The new aerial fire fighting research center in Rifle opened this week with a ribbon cutting. Melissa Lineberger is the director of the Center of Excellence for Advanced Technology Aerial Firefighting, and recently spoke with KDNK’s Amy Hadden Marsh about her experience with wildfires and her vision for the program.
LINEBERGER: I started doing policy work for the division about two years ago and got to learn all about not only wildland fire, but structure fire and some of the prevention work that the division does. I’ve been really in touch with the Colorado fire fighting community, I’ve gotten to make a lot of really great connections, and I’ve found that I really have a passion for this issue that affects our state every year.
AHM: I don’t know many people who are involved with firefighting or fire prevention or fire research who don’t have this passion for it. What is it that grabs you about working with wildfire?

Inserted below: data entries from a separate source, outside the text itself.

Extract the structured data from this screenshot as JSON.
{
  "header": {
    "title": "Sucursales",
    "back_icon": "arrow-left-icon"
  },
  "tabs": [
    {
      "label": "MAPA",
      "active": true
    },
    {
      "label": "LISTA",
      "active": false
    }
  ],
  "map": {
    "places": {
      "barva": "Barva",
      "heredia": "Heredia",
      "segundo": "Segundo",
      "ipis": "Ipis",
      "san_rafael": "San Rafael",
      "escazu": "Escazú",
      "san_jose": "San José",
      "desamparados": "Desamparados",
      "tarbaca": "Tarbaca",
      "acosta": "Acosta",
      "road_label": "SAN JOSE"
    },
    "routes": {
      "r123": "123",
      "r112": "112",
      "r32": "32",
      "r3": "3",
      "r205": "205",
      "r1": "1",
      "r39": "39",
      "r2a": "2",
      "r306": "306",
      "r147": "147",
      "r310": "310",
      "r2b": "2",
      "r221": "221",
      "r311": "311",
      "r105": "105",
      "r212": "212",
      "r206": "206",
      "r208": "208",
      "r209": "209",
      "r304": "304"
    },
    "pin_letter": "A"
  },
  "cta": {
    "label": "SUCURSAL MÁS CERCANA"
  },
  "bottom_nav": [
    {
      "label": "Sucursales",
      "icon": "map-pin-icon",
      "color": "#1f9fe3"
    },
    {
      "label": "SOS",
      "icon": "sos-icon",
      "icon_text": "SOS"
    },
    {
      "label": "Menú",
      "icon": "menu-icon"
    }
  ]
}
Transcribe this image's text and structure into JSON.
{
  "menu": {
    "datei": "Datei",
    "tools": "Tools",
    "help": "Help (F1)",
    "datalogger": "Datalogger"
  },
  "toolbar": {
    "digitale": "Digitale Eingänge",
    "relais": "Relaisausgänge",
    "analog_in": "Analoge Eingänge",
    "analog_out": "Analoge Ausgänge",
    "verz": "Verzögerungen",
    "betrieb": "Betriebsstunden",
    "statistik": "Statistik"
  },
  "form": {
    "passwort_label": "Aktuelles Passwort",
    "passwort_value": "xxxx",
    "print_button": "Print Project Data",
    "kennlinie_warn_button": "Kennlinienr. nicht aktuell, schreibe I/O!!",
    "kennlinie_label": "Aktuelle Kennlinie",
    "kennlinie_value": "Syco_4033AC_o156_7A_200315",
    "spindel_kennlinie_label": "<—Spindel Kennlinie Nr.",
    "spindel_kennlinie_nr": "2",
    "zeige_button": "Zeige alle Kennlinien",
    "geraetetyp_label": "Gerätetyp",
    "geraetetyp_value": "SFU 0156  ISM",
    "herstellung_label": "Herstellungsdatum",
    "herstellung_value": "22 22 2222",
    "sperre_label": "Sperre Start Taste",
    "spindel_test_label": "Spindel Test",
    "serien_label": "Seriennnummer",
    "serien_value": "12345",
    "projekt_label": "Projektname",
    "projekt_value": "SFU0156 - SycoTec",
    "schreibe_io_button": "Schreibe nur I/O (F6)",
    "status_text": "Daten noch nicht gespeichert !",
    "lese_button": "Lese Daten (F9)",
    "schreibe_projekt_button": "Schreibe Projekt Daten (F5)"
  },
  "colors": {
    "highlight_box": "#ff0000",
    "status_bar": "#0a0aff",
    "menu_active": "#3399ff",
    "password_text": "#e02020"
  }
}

LINEBERGER: Everybody loves firefighters. They have this great job where all they do is good. And so getting to work with that community, and getting to bring things to that community that are going to help them do their job more effectively and safer is a huge privilege.
AHM: Exactly what will your duties be?
LINEBERGER: As the director, I’ll be responsible for the day-to-day operations of the center, ensuring that we are meeting our goals as far as completing projects on time, communicating with the legislature to ensure that they understand what we’re doing, and then also being involved as a spokesperson to the Colorado firefighting community, make sure that they understand when we have a new tactic, technique or procedure, understand how that can be implemented and how that can help them, and then provide whatever training is necessary. [Are] demonstrations the best way to go? Or is it sitting down in a classroom and having them see the process that we went through to get to a solution? I’ll be in charge of overseeing all that and making sure the staff is as excited as I am for this opportunity and is moving forward in the right direction.
AHM: What projects are you looking at right now?
LINEBERGER: Some of the initial projects that I’ve already started doing research on [are] night operations. Right now we’re not doing bucket drops from the air at night on fires because 30-40 years ago there were some high profile helicopter crashes when they were trying to fly at night. But night-vision goggle technology has come a long way. People have been scared to re-implement [night-time aerial bucket drops] because of the safety issue. So what we want to do is look into the safety, talk to the folks who are doing night flying currently with the National Guard and with some other organizations, and try to figure our how we can get night operations on our fires here in Colorado. There’s a lot of benefits to fighting fire at night, the smoke lays down, and there’s just opportunities for us to attack those fires 24 hours a day from the air.
AHM: What kind of positions are you seeking to fill?
LINEBERGER: We have an administrative assistant, we’re going to hire someone who has a firefighting and aviation background who’s dialed into the Colorado firefighting community and can give us some initial credibility when we come in and say, “Hey, we have a new technique that we’d like to see implemented.” Someone who’s focused specifically on firefighter safety; an outreach coordinator who can be out there organizing our presentations at conferences, making sure that we’re dialed in, not only to Colorado, but to the national and international firefighting communities.
We’re going to have someone with a research and data analysis background, hopefully from academia who can translate some of those cryptic academic documents that exist, and then a legal and policy person, so that we can identify what the policy restrictions are to things like night operations and help get around some of those, talk to the right people.
And then a fire economist, which is a fairly new position within the economics world, but identifying what the financial costs of implementing new solutions is, the cost-savings of implementing new solutions, and then overall the cost of fire in Colorado. We hear a lot about the insurance claims, or about the cost of suppression, but trying to figure out 10-20 years down the road, how much did it actually cost for the Waldo Canyon Fire [for example]. Not only in suppression costs and insurance costs, but the flood costs afterwards and trying to mitigate so that doesn’t happen again.
We’re trying to provide a really holistic solution to all of the research problems that we have so that as soon as someone tries to poke holes and say, “That’s too expensive,” or “We can’t do that because there’s these policies in place,” we’ve already answered those questions before they’re being asked.
AHM: What is your vision for the Center of Excellence?
LINEBERGER: I had a great steering committee and we put together a vision that we’re going to be the worldwide collaborative research center on not only aerial firefighting capabilities, but also all wildland firefighting. We see some of that even bleeding over into the structure fire world. And so if we can become the place that people go when they find that they have a problem, or when they find that they have a solution to a problem that hasn’t been identified yet, we’re going to bring that recognition here to Colorado and we really should be on the forefront with the major wildfires that we’ve had. So the vision for us is to be world-renowned research center that’s actually doing good work, bringing the end product to the firefighting community.
You are one of the KRCC readers who wants to know what is really going on in Southern Colorado these days. We have got just the thing for people like you: the KRCC Weekly Digest. Sign up here and we will see you in your email inbox soon!